If a line in the data below contains the word "index", copy it out.
(Task material Opens)
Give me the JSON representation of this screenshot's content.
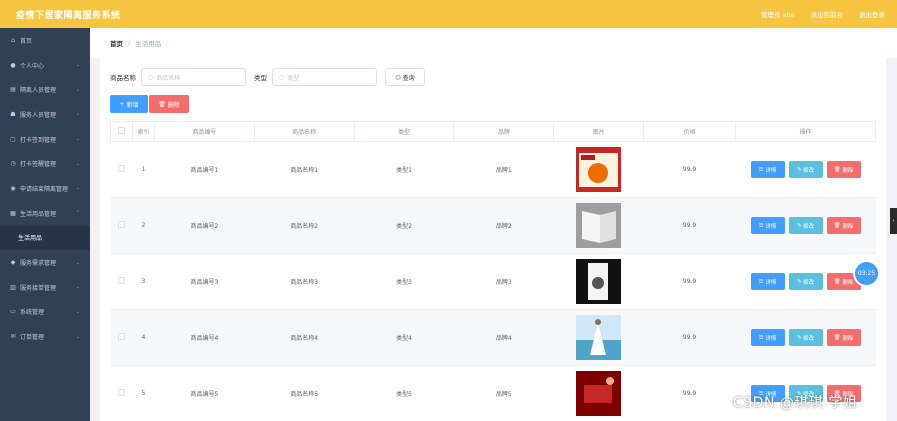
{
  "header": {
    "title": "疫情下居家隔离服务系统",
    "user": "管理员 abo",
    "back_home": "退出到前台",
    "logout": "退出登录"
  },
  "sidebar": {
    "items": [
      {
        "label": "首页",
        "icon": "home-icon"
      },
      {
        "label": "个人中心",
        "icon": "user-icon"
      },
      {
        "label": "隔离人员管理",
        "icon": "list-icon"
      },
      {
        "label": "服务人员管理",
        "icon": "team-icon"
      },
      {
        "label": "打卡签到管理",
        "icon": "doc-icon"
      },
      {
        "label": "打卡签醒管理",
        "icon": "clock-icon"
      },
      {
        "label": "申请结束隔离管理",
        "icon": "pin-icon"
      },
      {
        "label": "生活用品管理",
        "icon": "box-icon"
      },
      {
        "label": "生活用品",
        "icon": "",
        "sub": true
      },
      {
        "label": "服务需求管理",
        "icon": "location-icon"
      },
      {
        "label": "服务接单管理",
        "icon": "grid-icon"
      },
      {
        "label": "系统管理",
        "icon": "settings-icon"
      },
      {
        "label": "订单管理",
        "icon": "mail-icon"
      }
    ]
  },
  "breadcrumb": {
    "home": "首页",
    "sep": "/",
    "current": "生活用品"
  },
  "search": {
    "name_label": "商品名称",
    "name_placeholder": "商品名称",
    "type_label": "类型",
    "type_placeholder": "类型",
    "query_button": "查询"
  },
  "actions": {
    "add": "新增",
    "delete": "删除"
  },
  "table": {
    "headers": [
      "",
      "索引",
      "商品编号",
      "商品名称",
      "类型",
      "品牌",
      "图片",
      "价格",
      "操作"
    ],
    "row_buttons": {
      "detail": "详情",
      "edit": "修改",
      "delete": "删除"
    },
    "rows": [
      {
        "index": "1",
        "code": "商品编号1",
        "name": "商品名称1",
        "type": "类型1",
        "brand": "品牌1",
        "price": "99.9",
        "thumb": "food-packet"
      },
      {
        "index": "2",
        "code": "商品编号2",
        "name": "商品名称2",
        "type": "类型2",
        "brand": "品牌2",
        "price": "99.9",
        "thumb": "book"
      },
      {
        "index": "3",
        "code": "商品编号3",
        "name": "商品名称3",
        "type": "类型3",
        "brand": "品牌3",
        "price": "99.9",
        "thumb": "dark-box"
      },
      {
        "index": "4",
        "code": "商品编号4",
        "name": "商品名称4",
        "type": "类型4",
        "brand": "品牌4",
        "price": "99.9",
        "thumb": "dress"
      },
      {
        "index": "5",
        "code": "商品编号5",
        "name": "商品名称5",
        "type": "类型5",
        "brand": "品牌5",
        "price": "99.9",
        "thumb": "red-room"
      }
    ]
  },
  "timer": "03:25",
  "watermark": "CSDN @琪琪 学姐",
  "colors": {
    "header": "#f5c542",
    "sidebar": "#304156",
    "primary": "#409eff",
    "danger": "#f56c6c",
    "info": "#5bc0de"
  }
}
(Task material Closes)
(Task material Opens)
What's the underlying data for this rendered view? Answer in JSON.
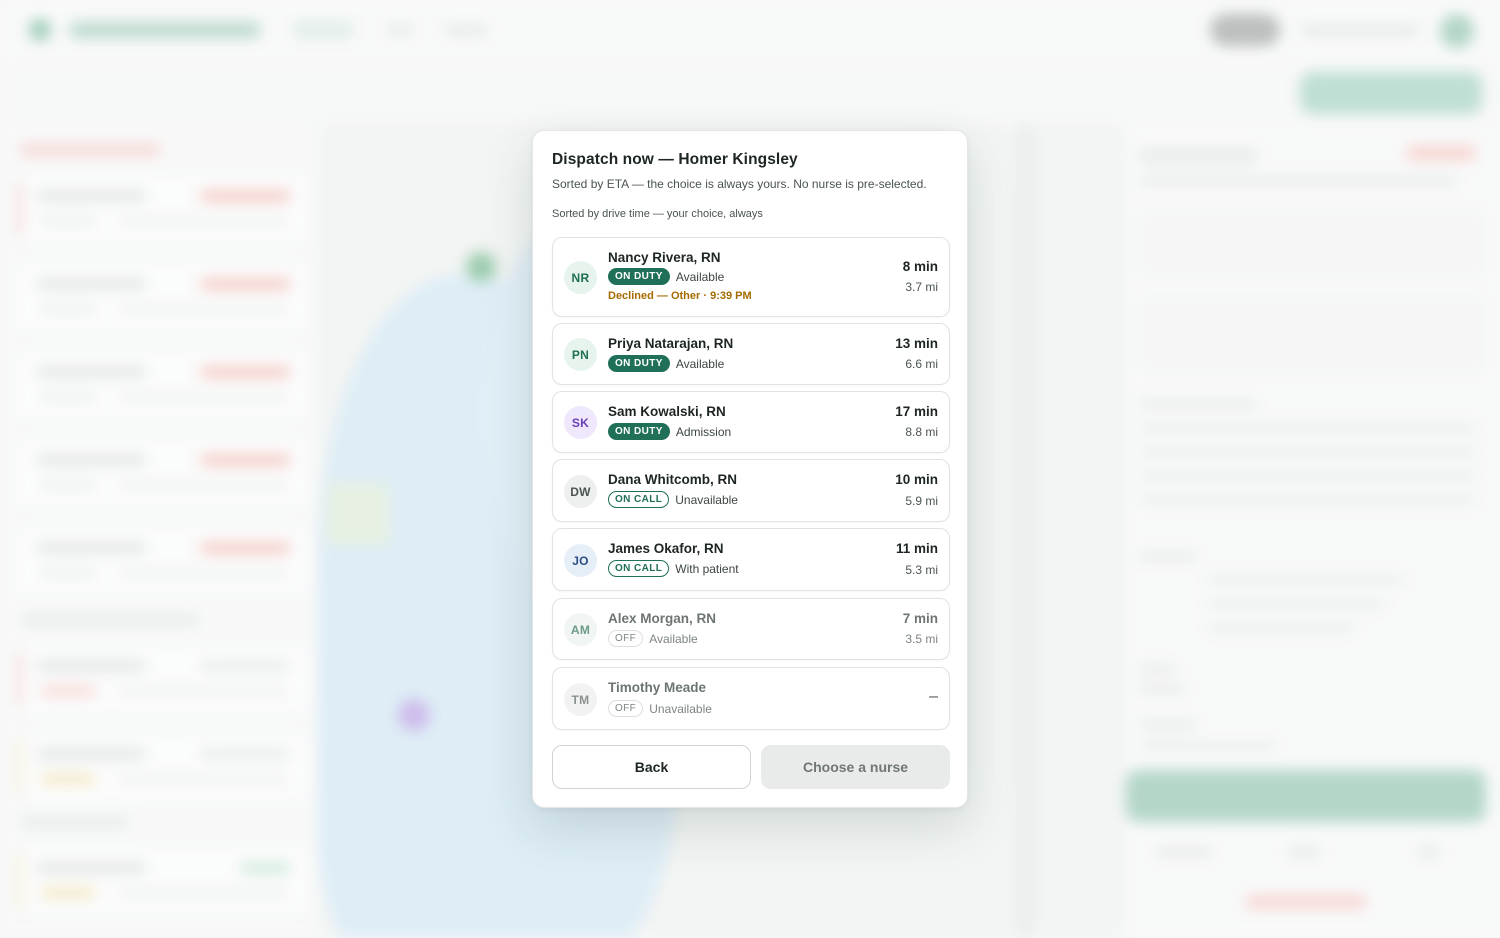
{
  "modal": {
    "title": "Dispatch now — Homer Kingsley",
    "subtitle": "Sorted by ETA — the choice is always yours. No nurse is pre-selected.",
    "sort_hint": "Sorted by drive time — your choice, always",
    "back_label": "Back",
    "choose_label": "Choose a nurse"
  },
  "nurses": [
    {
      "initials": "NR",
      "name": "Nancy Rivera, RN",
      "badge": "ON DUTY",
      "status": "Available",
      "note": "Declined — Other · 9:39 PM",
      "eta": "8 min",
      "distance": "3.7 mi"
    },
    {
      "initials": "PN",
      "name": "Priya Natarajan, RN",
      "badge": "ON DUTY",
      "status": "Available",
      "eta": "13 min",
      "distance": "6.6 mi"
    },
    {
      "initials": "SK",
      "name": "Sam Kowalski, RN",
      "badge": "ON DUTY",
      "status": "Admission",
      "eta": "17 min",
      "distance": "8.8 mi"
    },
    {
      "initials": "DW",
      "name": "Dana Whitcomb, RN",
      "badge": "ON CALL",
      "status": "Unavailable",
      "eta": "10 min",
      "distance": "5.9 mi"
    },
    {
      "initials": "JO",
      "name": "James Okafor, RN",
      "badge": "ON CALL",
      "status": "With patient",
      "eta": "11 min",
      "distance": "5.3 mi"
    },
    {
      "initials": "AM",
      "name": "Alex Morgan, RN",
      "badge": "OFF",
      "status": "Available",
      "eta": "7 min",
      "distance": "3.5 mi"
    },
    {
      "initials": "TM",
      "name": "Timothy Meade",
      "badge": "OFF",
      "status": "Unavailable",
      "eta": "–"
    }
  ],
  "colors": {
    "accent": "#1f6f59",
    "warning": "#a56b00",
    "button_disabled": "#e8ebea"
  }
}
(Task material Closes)
● **Output of the exercise**
        "index": "1",
        "index": "2",
        "index": "3",
        "index": "4",
        "index": "5",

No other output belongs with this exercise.